The challenges for the short track industry amidst a national Hoosier tire shortage doesn’t end once a new shipment arrives barely in time for a marquee event.
In the case of this weekend at Five Flags Speedway in Pensacola, it was only the beginning.
Several Super Late Model teams experienced somewhat random tire failures during the Southern Super Series Twin 100s over the weekend on the abrasive beachside half-mile. The general consensus pointed towards a product that didn’t have time to cure — allowing it stretch under stress and return to its original shape when that stress is released.
In the absence of Myrtle Beach Speedway, Pensacola is now the most abrasive surface in the discipline, and tires are pushed to the maximum during Late Model events throughout the summer.
The Ronnie Sanders No. 18 of Hunter Robbins crashed out of the Friday race and their team pointed to a right front with irregular tire wear. Willie Allen and Casey Roderick suffered similar issues in the closing laps of the Friday race too.
“Usually, when we abuse the right front tire here, it will start getting a cut or dip on the inside edge, but I didn’t see that in the tire that blew last night,” Roderick said. “It just kind of came apart at the sidewall.
“I just think it’s a curing problem. They are so fresh they didn’t have time to cure and its hot and it’s hard on the right-side tires, so we had to adjust and come back with something a little different (on Saturday) a little less aggressive.”
It earned him a runner-up finish.
Jake Garcia finished third in both the Friday feature and on Saturday but conceded that the usual predictability of the F45 wasn’t there as he leaned on the right front and pointed to the general freshness of this weekend’s selection.
“We just used the right fronts too much there,” Garcia said. “I thought we had fixed it from last night and the right front was smoking again. I don’t know. I think these tires are really fresh and didn’t have time to cure. I’m not a tire expert but something has changed on them and they were just really hard to manage and predict from what they usually are this weekend.”
Stephen Nasse was running inside the top-five in the closing laps but needed to manage a vibration in the closing laps.
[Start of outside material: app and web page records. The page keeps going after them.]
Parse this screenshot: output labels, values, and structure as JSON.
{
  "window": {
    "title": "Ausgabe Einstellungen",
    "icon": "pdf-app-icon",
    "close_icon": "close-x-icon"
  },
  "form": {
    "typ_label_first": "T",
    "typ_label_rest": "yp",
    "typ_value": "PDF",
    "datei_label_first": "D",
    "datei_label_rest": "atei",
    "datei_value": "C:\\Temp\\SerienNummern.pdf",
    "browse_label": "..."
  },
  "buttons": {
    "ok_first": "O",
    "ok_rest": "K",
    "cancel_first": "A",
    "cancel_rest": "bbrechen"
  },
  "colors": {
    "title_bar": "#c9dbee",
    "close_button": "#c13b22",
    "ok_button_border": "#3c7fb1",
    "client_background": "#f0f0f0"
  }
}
This is what crew chief Chris Cater discovered after he nursed their No. 51 to an eighth-place finish.
These were tires that were released from the factory on July 12. The national shortage, which itself is a byproduct of a raw materials deficit resulting from the pandemic, has left Hoosier struggling to meet demand.
Several race tracks have had to cancel events, especially those in more obscure markets, while marquee races like the Master of the Pros and Twin 100s at Pensacola received priority. The Late Model Stock Hampton Heat over the weekend was run on tires that track general manager Vaughan Crittenden had stockpiled throughout the spring in summer.
As for Pensacola, Garcia issued a common sentiment amongst his peers over what it was like to drive on the uncured tires on an abrasive track over the weekend.
“I can’t tell you what I’m supposed to do on tires this fresh because I don’t know,” Garcia said. “Like, whatever I did to try to take care of my front tires or my rear tires, the things you usually do, they reacted the opposite of what you would expect.”
None of this is to assign blame to Hoosier. It’s just a byproduct of trying to match supply and demand in the hopeful aftermath of a generational crisis.
Team owner Anthony Campi indicated it was that dire.
“It was the worst right front tire I’ve ever seen here,” Campi said. “Yeah, they’re just not getting cured and that’s all there is to it. Just too new.”
Campi said he would have come to Pensacola with a completely different game plan if he had known.
Imagine being Erik Jones, who hasn’t raced a Super Late Model at Five Flags since 2014 and having to deal with both the evolution of the racing product in addition to an unpredictable tire. Back when he raced the discipline full-time, the tires were less forgiving.
So, the pace is much higher than what he remembers, which makes it even harder to manage a right front that required more diligence or a different set-up than what his McLeod – Braden team were able to give him on Friday night.
That’s what led to the flat tire.
“The stagger can be a little finicky with this, right, and that was probably a part of it,” Jones said. “For me, I don’t think I can say either way because I haven’t run these tires the last few years to even know what they’re supposed to feel like. I haven’t been on a F45 in seven years.”
While Travis Braden didn’t really see any curing issues on their No. 78 team, he did say it made tire selection a hassle on Friday.
“Honestly, all the sets we’ve had seem consistent, but we were having to take the wrong sizes and shrink them or stretch them to make the stagger work since we couldn’t get the right sizes.
“That was our biggest issue, honestly. Five Flags, Tim Bryant and Hoosier all did a great job in a really challenging situation. Trying to learn on the older sets of tires during practice, which were probably a mixture of older and newer tires, probably gave us a harder time in getting it right on Friday.”
The tire shortage will continue to be a factor for pavement Late Model racing throughout the summer with the next Southern Super Series race at Watermelon Capital Speedway and the next Pro Late Model show at Pensacola potentially at risk of cancellation.